It has long been the case that the religious right has concerned themselves too much with what consenting adults do in the privacy of their own homes. Their “religious moral superiority” gives them the right to tell you how to raise your children, tell you what you can put in your body, and tell you what you can put IN your body. I was surprised to see a Christian website devoted to selling adult toys.
Book22 tags itself as an outlet for “intimacy products for married couples.” According to their about page, they sell their products only to married couples, because in Genesis it says some shit about man and woman symbolically being one flesh in marriage. It’s easy to make symbolic inferences when you believe that man was created from dust and woman was created from a rib. They quote 1 Thessalonians 4:3-4, “For God wants you to be holy and pure and to keep clear of sexual sin so that each of you will marry in holiness and honor.” Their website name is derived from “Song of Solomon” being the 22nd book of the Bible, and Solomon had 700 wives and 300 concubines, so obviously he’s the best choice of mascots for a website that celebrates monogamy.
The twenty-second book of the Bible is Song of Solomon. We believe that God intended that such love, as spoken of in Song of Solomon, be a beautiful and normal part of marital life. Unfortunately this gift from God has been grossly distorted and abused by both ancient and modern people. Book22 is offering quality products to enhance the intimate life of God’s children. Our hope is that our products will serve as intimacy enhancers for your marriage.
While the website owners’ choice to sell adult novelties to Christian couples is considerably progressive, their inner prude shows in their packaging policy. When they order their products wholesale, they request that they be poly-bagged to avoid exposing their tender audience to the crude packaging that can often enclose such products. They have no problem selling a jack-off sleeve or jelly cock ring, but Jeebus forbid they send it to you in a package that might include an “inappropriate cardboard backing with images of nude or partially nude people.” Whew! That was a close one. I almost saw a penis on a package. Oh wait, what about one of the products on their site, Happy Penis Cream? Is that a series of multi-colored, smiling, anthropomorphic penises on the product’s label? Surely a pure Christian site such as this would put a sticker over the crude image in their promotional copy. (Yes, they actually do that.)

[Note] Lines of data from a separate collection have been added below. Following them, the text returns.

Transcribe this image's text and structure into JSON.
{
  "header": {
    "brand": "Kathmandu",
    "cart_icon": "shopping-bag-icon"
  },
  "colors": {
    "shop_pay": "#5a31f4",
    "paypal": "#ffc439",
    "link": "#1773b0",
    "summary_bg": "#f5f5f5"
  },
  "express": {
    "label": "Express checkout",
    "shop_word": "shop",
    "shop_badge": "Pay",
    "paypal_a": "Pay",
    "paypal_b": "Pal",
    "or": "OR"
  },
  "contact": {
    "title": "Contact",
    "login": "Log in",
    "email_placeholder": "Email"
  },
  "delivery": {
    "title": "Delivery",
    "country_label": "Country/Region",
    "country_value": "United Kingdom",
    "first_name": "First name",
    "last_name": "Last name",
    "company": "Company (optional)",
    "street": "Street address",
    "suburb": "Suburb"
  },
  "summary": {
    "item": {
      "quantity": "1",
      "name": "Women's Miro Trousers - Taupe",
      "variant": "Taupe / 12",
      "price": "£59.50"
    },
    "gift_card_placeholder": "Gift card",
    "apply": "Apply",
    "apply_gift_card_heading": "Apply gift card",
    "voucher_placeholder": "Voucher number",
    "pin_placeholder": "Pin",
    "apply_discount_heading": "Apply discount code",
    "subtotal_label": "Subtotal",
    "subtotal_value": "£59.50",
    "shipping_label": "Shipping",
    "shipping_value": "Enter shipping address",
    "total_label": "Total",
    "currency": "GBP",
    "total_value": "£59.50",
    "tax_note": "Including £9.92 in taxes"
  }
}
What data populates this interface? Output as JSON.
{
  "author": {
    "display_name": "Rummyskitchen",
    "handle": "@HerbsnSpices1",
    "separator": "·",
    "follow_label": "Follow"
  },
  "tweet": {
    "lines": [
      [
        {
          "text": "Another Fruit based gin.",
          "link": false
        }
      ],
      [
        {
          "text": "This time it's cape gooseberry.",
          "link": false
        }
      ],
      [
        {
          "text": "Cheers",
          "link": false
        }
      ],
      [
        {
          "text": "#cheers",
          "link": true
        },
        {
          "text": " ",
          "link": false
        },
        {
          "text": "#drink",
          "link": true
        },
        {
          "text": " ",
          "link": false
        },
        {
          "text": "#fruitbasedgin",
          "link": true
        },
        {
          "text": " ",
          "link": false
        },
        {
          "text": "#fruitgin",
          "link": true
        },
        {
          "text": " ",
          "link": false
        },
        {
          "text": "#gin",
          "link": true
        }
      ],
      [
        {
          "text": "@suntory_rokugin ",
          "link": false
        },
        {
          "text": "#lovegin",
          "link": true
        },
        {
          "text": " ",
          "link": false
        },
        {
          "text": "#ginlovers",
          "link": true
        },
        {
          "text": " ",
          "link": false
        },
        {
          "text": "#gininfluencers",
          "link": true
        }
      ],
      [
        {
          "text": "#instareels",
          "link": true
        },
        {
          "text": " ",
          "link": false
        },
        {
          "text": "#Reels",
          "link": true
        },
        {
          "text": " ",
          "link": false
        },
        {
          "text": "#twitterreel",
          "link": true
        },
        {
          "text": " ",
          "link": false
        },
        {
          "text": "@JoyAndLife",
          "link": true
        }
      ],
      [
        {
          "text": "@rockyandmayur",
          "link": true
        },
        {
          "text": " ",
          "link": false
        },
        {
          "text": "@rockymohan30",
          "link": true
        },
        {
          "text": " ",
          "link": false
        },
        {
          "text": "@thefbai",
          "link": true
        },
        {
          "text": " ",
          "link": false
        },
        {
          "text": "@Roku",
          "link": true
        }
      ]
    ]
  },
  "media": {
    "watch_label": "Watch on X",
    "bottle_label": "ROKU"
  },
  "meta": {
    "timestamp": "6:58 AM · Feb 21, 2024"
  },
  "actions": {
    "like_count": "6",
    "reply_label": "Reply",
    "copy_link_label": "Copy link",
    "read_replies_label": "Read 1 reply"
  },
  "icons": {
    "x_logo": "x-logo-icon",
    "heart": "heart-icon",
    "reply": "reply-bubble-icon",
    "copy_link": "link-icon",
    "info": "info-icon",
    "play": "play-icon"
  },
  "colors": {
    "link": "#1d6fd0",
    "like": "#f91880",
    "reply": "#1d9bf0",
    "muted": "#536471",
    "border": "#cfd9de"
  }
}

Again, I’m pleased that they are using their twisted interpretations of their twisted scripture to mainstream the usage of these products into Christian households, but it would be nice if they didn’t just hide behind a website. These people should be out lobbying their prudish counterparts across the globe to stop treating the idea of using such products as sinful and lascivious. They should be confronting people like former Alabama Assistant Attorney General William Pryor, Jr. who said that there is no “fundamental right for a person to buy a device to produce orgasm”. While that may be true, there is also no fundamental right for a person to buy a device that uses rapidly-rotating blades to shorten their grass, but you don’t seem to have a problem with that, do you? Apparently, your smug sense of superiority gives you the fundamental right to decide what people can enjoy behind closed doors. If recent history has shown us anything, it is possible that we may one day see his face on TV with shocking charges that he has committed some act that he has protested his entire life. Like every other time that type of story breaks, I will laugh my ass off.
P.S. According to an article at Huffington Post, as of 2009, Alabama is the only state that still has a law on the books that bans the sale of sexual devices. I’d like to think that Alabama is oblivious to the fact that the rest of the nation (including Mississippi) is laughing at them. Sadly, I know this isn’t the case, because I lived there for eight years.
Update: The couple running the website moved on to other ventures, and endorse Covenant Spice, a similar company, on their domain.